- Opening Delimiter -

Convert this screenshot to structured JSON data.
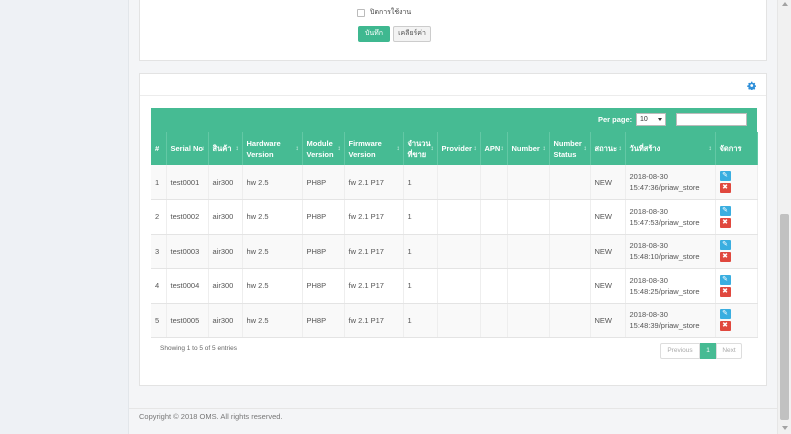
{
  "form": {
    "checkbox_label": "ปิดการใช้งาน",
    "save_label": "บันทึก",
    "clear_label": "เคลียร์ค่า"
  },
  "table_toolbar": {
    "per_page_label": "Per page:",
    "per_page_value": "10",
    "search_placeholder": ""
  },
  "columns": [
    "#",
    "Serial No",
    "สินค้า",
    "Hardware Version",
    "Module Version",
    "Firmware Version",
    "จำนวนที่ขาย",
    "Provider",
    "APN",
    "Number",
    "Number Status",
    "สถานะ",
    "วันที่สร้าง",
    "จัดการ"
  ],
  "rows": [
    {
      "no": "1",
      "serial": "test0001",
      "product": "air300",
      "hw": "hw 2.5",
      "module": "PH8P",
      "fw": "fw 2.1 P17",
      "qty": "1",
      "provider": "",
      "apn": "",
      "number": "",
      "number_status": "",
      "status": "NEW",
      "created": "2018-08-30 15:47:36/priaw_store"
    },
    {
      "no": "2",
      "serial": "test0002",
      "product": "air300",
      "hw": "hw 2.5",
      "module": "PH8P",
      "fw": "fw 2.1 P17",
      "qty": "1",
      "provider": "",
      "apn": "",
      "number": "",
      "number_status": "",
      "status": "NEW",
      "created": "2018-08-30 15:47:53/priaw_store"
    },
    {
      "no": "3",
      "serial": "test0003",
      "product": "air300",
      "hw": "hw 2.5",
      "module": "PH8P",
      "fw": "fw 2.1 P17",
      "qty": "1",
      "provider": "",
      "apn": "",
      "number": "",
      "number_status": "",
      "status": "NEW",
      "created": "2018-08-30 15:48:10/priaw_store"
    },
    {
      "no": "4",
      "serial": "test0004",
      "product": "air300",
      "hw": "hw 2.5",
      "module": "PH8P",
      "fw": "fw 2.1 P17",
      "qty": "1",
      "provider": "",
      "apn": "",
      "number": "",
      "number_status": "",
      "status": "NEW",
      "created": "2018-08-30 15:48:25/priaw_store"
    },
    {
      "no": "5",
      "serial": "test0005",
      "product": "air300",
      "hw": "hw 2.5",
      "module": "PH8P",
      "fw": "fw 2.1 P17",
      "qty": "1",
      "provider": "",
      "apn": "",
      "number": "",
      "number_status": "",
      "status": "NEW",
      "created": "2018-08-30 15:48:39/priaw_store"
    }
  ],
  "table_info": "Showing 1 to 5 of 5 entries",
  "pagination": {
    "prev": "Previous",
    "current": "1",
    "next": "Next"
  },
  "footer": "Copyright © 2018 OMS. All rights reserved.",
  "colors": {
    "accent": "#46bb93",
    "edit": "#3aaee0",
    "delete": "#e0483e"
  },
  "icons": {
    "settings": "gear-icon",
    "edit": "edit-icon",
    "delete": "close-icon"
  }
}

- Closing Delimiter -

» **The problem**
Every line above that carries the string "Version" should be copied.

» **Solution below**
    "Hardware Version",
    "Module Version",
    "Firmware Version",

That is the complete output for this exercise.